__EXERCISE OBJECTIVE__: Every entry that appears below is to be output exactly.

__SUPPLIED DATA__:
Start of Block

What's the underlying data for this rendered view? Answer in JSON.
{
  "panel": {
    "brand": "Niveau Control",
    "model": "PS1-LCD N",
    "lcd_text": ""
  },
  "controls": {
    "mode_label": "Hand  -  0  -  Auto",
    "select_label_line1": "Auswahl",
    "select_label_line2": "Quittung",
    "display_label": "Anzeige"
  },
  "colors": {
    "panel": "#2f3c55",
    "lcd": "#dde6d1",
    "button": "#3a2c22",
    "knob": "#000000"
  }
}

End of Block

__SOLUTION__:
What's the underlying data for this rendered view? Answer in JSON.
{
  "panel": {
    "brand": "Niveau Control",
    "model": "PS1-LCD N",
    "lcd_text": ""
  },
  "controls": {
    "mode_label": "Hand  -  0  -  Auto",
    "select_label_line1": "Auswahl",
    "select_label_line2": "Quittung",
    "display_label": "Anzeige"
  },
  "colors": {
    "panel": "#2f3c55",
    "lcd": "#dde6d1",
    "button": "#3a2c22",
    "knob": "#000000"
  }
}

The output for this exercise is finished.